Keeping The Flame Lit
originally published in Women Writers, Women’s Book June 4, 2015
Writing is hard work. We all know that, right? We take an idea, move it along, push it this way, that way, leave it alone, return to it, and sometimes scratch it altogether. Once we’ve got something substantial, we tear it all apart and put it back together again. We offer our pages to the world, going from one gate-keeper to another, the agent, the editor, the publisher, the reviewer, the potential book-buyer. It’s exhausting! And often disappointing. I know writers who give up, stow the keyboard, pack up the pens and paper, and devote their time to other things far more likely to bring rewards.
Writing, then, is a matter of handling that disappointment and frustration. You need to keep a positive attitude in the face of mounting despair. Here are some things I’ve learned over the years, of which I try to remind myself regular.
Keep your writing self separate from your sending self. I discovered this back in the days when all I wrote were short stories, one after another, and put them in envelopes, one after another. They came back as fast as I sent them, sometimes four or five rejections in one day. I found that once the story was done, then I stopped being an artist for a moment and became a businesswoman. Which journal would be a good match? What kind of stories do they typically publish? Have I had any kind words from their editor in the past about previous submissions? I had a detailed spreadsheet where everything was laid out – date sent, where sent, date response received. Focusing on the mechanics of mailing stories and ticking off boxes certainly eased the aggravation of getting turned down over and over.
Put yourself in their shoes. Easier said than done, I admit. I used to think of editors as powerful people who wanted to be kind to their submitters, but who occasionally enjoyed being cruel and arbitrary. Years later, when I became the Fiction Editor for the online literary magazine, Eclectica, I took a seat on the other side of the desk, as it were. Here were tons of submissions I had to read through. Most were bad, some truly awful, a handful decent, a few truly brilliant. Most writing is bad writing – something I heard said and was reluctant to believe. When you read a lot of bad work you get jaded, believe me. Some days you might miss some of the subtle qualities that make a manuscript shine because you’re so tired and under pressure to through the queue. And most editors, like most writers, do what they do for free and because they’re committed to art of writing.

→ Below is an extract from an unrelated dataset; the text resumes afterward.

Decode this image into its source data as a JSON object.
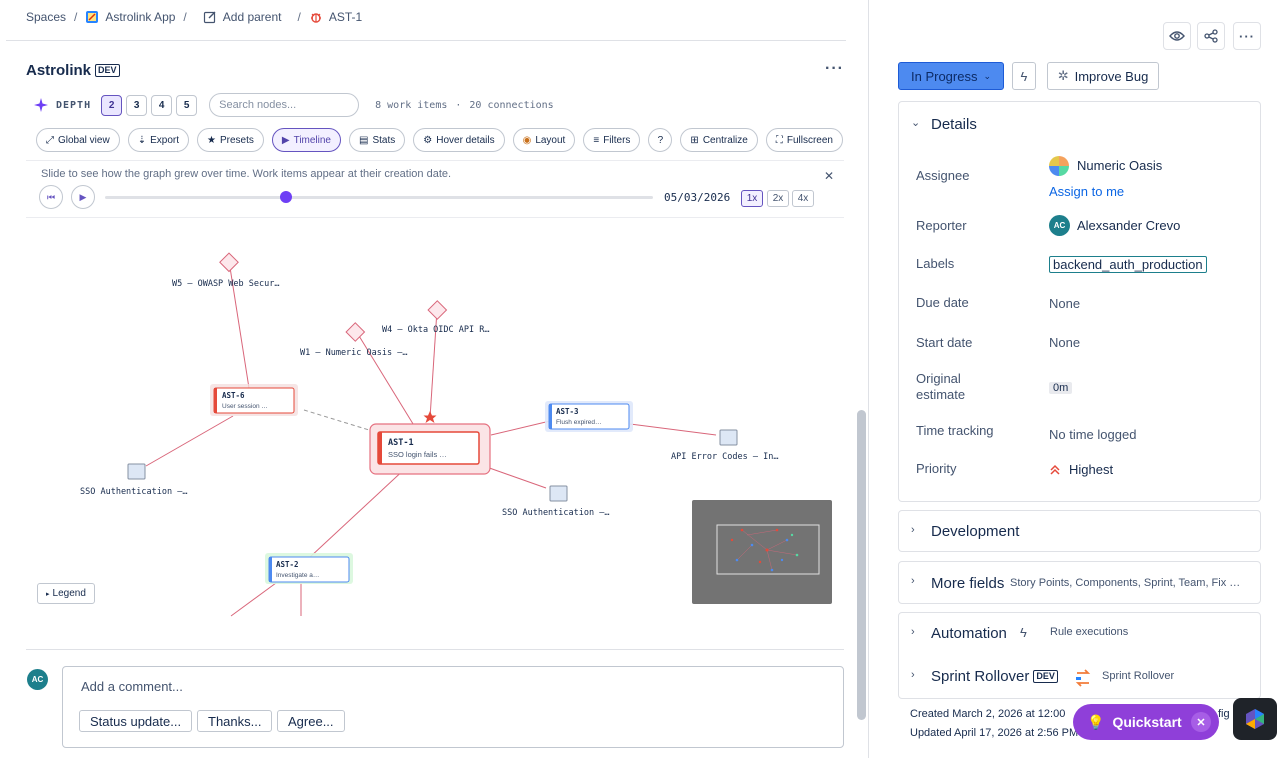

Remember why you started writing in the first place. It never hurts to review the basics, especially with rejection staring you in the face again, and the prospect that your words might not see the light of a painful possibility. Aside from the pleasant prospect of fame and fortune, I bet you first picked up a pen for different reasons. If you‘re like me, you fell in love with language and wanted to see where that took you. Stories felt like magic – both a perfect escape and means of discovery. You had a story to tell, or you wanted to tell someone else’s story, someone with no voice of her own. You wanted to change someone mind about something, remind them of the complexity of the human condition, teach them the value of redemption. If you examine your motivation in writing, and stay in the realm of art, politics, and social welfare, you’re far better armed to withstand the misery of another door slammed in your face.
Remember all the others out there. While there may not be a huge number of really gifted writers, there a great many aspiring ones. And they’re competing with you every day for the attention of anyone who can help get them published. You don’t need to be discouraged by the numbers, you just have to understand that this is part of being a writer, knowing that your competition exists, but also being able to look at it as objectively as possible. If you pay close attention to the feedback you receive, and really work hard, chances are excellent that in time your voice and your words are going to rise to the top of the stack, instead being perpetually stuck on the bottom.
It all comes down to keeping the faith and believing in yourself and your artistic mission. Ask yourself what your life would be like if you weren’t writing. Where would your creative energies go? Where would your personal satisfaction come from? I realized a long time ago that there’s nothing I can do but go on with the work, in as optimistic a frame of mind as possible. So far, so good. After thirty years, I haven’t burned out yet!